Without the pictures, output the records below exactly as they are.

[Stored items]
—————

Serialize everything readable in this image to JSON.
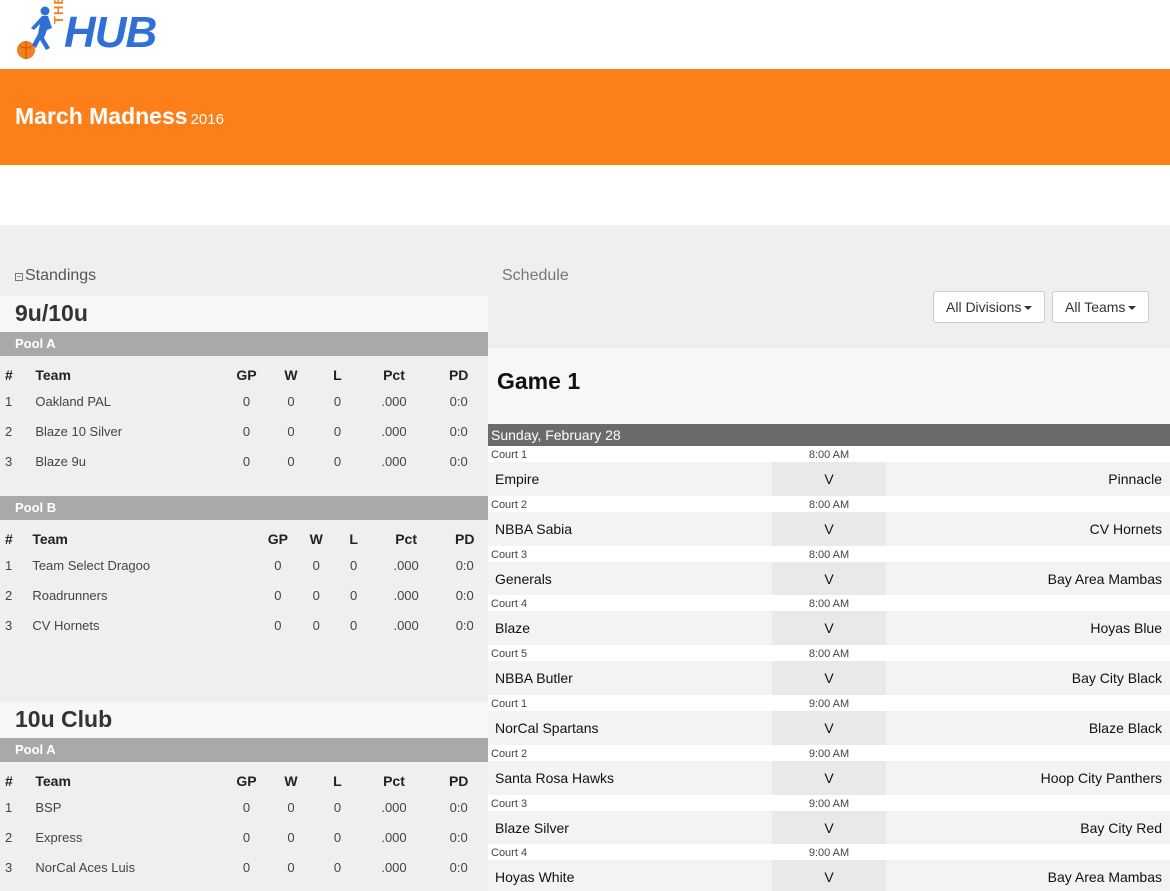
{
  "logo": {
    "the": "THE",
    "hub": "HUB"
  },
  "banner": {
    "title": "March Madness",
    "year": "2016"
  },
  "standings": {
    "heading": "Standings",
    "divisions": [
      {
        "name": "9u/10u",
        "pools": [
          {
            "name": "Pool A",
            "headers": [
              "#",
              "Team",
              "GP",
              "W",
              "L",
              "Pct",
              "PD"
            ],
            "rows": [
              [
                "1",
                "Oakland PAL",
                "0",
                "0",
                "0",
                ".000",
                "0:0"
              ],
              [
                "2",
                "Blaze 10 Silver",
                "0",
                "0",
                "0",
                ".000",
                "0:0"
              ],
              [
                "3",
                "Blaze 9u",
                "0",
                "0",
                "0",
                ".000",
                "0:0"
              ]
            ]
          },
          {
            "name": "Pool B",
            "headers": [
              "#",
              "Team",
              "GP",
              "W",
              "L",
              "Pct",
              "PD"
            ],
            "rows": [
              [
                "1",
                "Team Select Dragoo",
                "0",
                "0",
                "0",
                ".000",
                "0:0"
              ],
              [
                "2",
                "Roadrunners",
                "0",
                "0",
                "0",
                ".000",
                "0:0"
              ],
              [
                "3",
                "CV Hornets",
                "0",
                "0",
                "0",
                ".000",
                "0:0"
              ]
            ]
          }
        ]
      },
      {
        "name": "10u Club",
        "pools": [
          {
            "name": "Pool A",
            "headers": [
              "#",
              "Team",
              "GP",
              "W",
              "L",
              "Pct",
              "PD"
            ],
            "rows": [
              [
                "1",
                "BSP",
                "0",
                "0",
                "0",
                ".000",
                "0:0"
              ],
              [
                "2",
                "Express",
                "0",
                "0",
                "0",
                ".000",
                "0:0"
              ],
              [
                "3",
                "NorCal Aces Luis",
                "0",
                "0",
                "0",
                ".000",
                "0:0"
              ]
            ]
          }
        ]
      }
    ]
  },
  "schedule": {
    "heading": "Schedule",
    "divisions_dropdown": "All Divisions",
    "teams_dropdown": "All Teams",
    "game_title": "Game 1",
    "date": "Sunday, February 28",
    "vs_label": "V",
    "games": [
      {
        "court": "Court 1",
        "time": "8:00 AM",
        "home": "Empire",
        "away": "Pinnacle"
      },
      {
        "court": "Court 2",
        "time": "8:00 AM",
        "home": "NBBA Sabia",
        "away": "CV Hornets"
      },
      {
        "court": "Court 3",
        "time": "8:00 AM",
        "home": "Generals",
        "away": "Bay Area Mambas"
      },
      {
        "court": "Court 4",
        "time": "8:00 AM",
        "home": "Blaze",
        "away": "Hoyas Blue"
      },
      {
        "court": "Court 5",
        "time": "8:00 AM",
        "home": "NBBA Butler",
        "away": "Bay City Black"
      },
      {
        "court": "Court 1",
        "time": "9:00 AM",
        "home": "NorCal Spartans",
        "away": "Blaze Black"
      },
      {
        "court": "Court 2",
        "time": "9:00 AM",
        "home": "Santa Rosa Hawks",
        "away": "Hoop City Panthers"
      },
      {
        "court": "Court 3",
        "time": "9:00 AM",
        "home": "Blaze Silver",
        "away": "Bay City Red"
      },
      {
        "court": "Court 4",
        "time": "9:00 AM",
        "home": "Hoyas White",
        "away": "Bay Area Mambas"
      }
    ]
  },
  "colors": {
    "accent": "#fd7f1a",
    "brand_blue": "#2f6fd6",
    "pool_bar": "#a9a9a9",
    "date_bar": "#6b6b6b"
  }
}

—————

Written answer:
Serialize everything readable in this image to JSON.
{
  "logo": {
    "the": "THE",
    "hub": "HUB"
  },
  "banner": {
    "title": "March Madness",
    "year": "2016"
  },
  "standings": {
    "heading": "Standings",
    "divisions": [
      {
        "name": "9u/10u",
        "pools": [
          {
            "name": "Pool A",
            "headers": [
              "#",
              "Team",
              "GP",
              "W",
              "L",
              "Pct",
              "PD"
            ],
            "rows": [
              [
                "1",
                "Oakland PAL",
                "0",
                "0",
                "0",
                ".000",
                "0:0"
              ],
              [
                "2",
                "Blaze 10 Silver",
                "0",
                "0",
                "0",
                ".000",
                "0:0"
              ],
              [
                "3",
                "Blaze 9u",
                "0",
                "0",
                "0",
                ".000",
                "0:0"
              ]
            ]
          },
          {
            "name": "Pool B",
            "headers": [
              "#",
              "Team",
              "GP",
              "W",
              "L",
              "Pct",
              "PD"
            ],
            "rows": [
              [
                "1",
                "Team Select Dragoo",
                "0",
                "0",
                "0",
                ".000",
                "0:0"
              ],
              [
                "2",
                "Roadrunners",
                "0",
                "0",
                "0",
                ".000",
                "0:0"
              ],
              [
                "3",
                "CV Hornets",
                "0",
                "0",
                "0",
                ".000",
                "0:0"
              ]
            ]
          }
        ]
      },
      {
        "name": "10u Club",
        "pools": [
          {
            "name": "Pool A",
            "headers": [
              "#",
              "Team",
              "GP",
              "W",
              "L",
              "Pct",
              "PD"
            ],
            "rows": [
              [
                "1",
                "BSP",
                "0",
                "0",
                "0",
                ".000",
                "0:0"
              ],
              [
                "2",
                "Express",
                "0",
                "0",
                "0",
                ".000",
                "0:0"
              ],
              [
                "3",
                "NorCal Aces Luis",
                "0",
                "0",
                "0",
                ".000",
                "0:0"
              ]
            ]
          }
        ]
      }
    ]
  },
  "schedule": {
    "heading": "Schedule",
    "divisions_dropdown": "All Divisions",
    "teams_dropdown": "All Teams",
    "game_title": "Game 1",
    "date": "Sunday, February 28",
    "vs_label": "V",
    "games": [
      {
        "court": "Court 1",
        "time": "8:00 AM",
        "home": "Empire",
        "away": "Pinnacle"
      },
      {
        "court": "Court 2",
        "time": "8:00 AM",
        "home": "NBBA Sabia",
        "away": "CV Hornets"
      },
      {
        "court": "Court 3",
        "time": "8:00 AM",
        "home": "Generals",
        "away": "Bay Area Mambas"
      },
      {
        "court": "Court 4",
        "time": "8:00 AM",
        "home": "Blaze",
        "away": "Hoyas Blue"
      },
      {
        "court": "Court 5",
        "time": "8:00 AM",
        "home": "NBBA Butler",
        "away": "Bay City Black"
      },
      {
        "court": "Court 1",
        "time": "9:00 AM",
        "home": "NorCal Spartans",
        "away": "Blaze Black"
      },
      {
        "court": "Court 2",
        "time": "9:00 AM",
        "home": "Santa Rosa Hawks",
        "away": "Hoop City Panthers"
      },
      {
        "court": "Court 3",
        "time": "9:00 AM",
        "home": "Blaze Silver",
        "away": "Bay City Red"
      },
      {
        "court": "Court 4",
        "time": "9:00 AM",
        "home": "Hoyas White",
        "away": "Bay Area Mambas"
      }
    ]
  },
  "colors": {
    "accent": "#fd7f1a",
    "brand_blue": "#2f6fd6",
    "pool_bar": "#a9a9a9",
    "date_bar": "#6b6b6b"
  }
}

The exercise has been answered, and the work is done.